Requirement: The answer must consist of every line from the data that holds "title".

==== Record set

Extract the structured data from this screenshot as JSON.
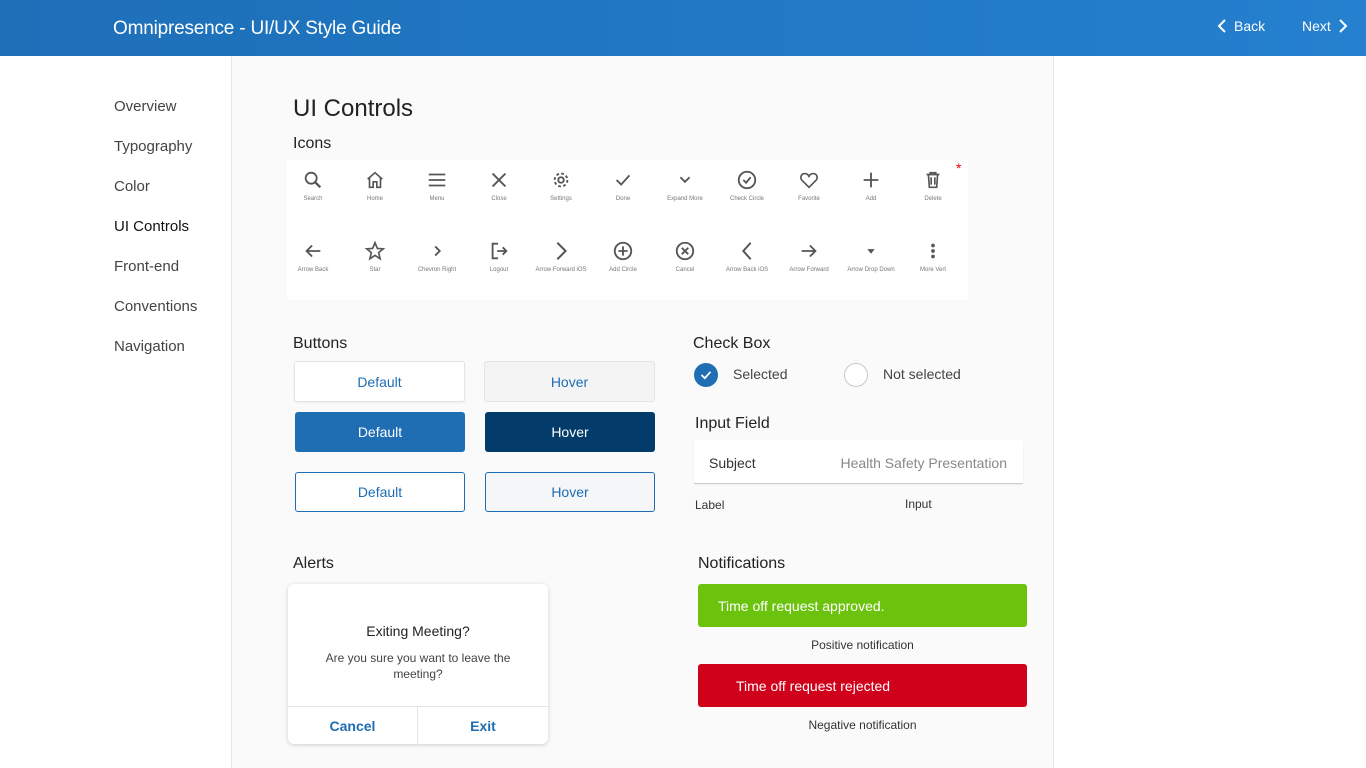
{
  "header": {
    "title": "Omnipresence - UI/UX Style Guide",
    "back_label": "Back",
    "next_label": "Next"
  },
  "sidebar": {
    "items": [
      {
        "label": "Overview"
      },
      {
        "label": "Typography"
      },
      {
        "label": "Color"
      },
      {
        "label": "UI Controls",
        "active": true
      },
      {
        "label": "Front-end"
      },
      {
        "label": "Conventions"
      },
      {
        "label": "Navigation"
      }
    ]
  },
  "page": {
    "title": "UI Controls",
    "icons_heading": "Icons",
    "asterisk": "*",
    "icons": [
      {
        "name": "search-icon",
        "label": "Search"
      },
      {
        "name": "home-icon",
        "label": "Home"
      },
      {
        "name": "menu-icon",
        "label": "Menu"
      },
      {
        "name": "close-icon",
        "label": "Close"
      },
      {
        "name": "settings-icon",
        "label": "Settings"
      },
      {
        "name": "done-icon",
        "label": "Done"
      },
      {
        "name": "expand-more-icon",
        "label": "Expand More"
      },
      {
        "name": "check-circle-icon",
        "label": "Check Circle"
      },
      {
        "name": "favorite-icon",
        "label": "Favorite"
      },
      {
        "name": "add-icon",
        "label": "Add"
      },
      {
        "name": "delete-icon",
        "label": "Delete"
      },
      {
        "name": "arrow-back-icon",
        "label": "Arrow Back"
      },
      {
        "name": "star-icon",
        "label": "Star"
      },
      {
        "name": "chevron-right-icon",
        "label": "Chevron Right"
      },
      {
        "name": "logout-icon",
        "label": "Logout"
      },
      {
        "name": "arrow-forward-ios-icon",
        "label": "Arrow Forward iOS"
      },
      {
        "name": "add-circle-icon",
        "label": "Add Circle"
      },
      {
        "name": "cancel-icon",
        "label": "Cancel"
      },
      {
        "name": "arrow-back-ios-icon",
        "label": "Arrow Back iOS"
      },
      {
        "name": "arrow-forward-icon",
        "label": "Arrow Forward"
      },
      {
        "name": "arrow-drop-down-icon",
        "label": "Arrow Drop Down"
      },
      {
        "name": "more-vert-icon",
        "label": "More Vert"
      }
    ],
    "buttons": {
      "heading": "Buttons",
      "default_label": "Default",
      "hover_label": "Hover"
    },
    "checkbox": {
      "heading": "Check Box",
      "selected_label": "Selected",
      "not_selected_label": "Not selected"
    },
    "input": {
      "heading": "Input Field",
      "label": "Subject",
      "value": "Health Safety Presentation",
      "caption_label": "Label",
      "caption_input": "Input"
    },
    "alerts": {
      "heading": "Alerts",
      "title": "Exiting Meeting?",
      "message": "Are you sure you want to leave the meeting?",
      "cancel_label": "Cancel",
      "exit_label": "Exit"
    },
    "notifications": {
      "heading": "Notifications",
      "positive_text": "Time off request approved.",
      "positive_caption": "Positive notification",
      "negative_text": "Time off request rejected",
      "negative_caption": "Negative notification"
    }
  },
  "colors": {
    "primary": "#1f6db3",
    "primary_dark": "#033b6a",
    "positive": "#6cc30d",
    "negative": "#d0021b"
  }
}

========

Solution to this exercise:
    "title": "Omnipresence - UI/UX Style Guide",
    "title": "UI Controls",
      "title": "Exiting Meeting?",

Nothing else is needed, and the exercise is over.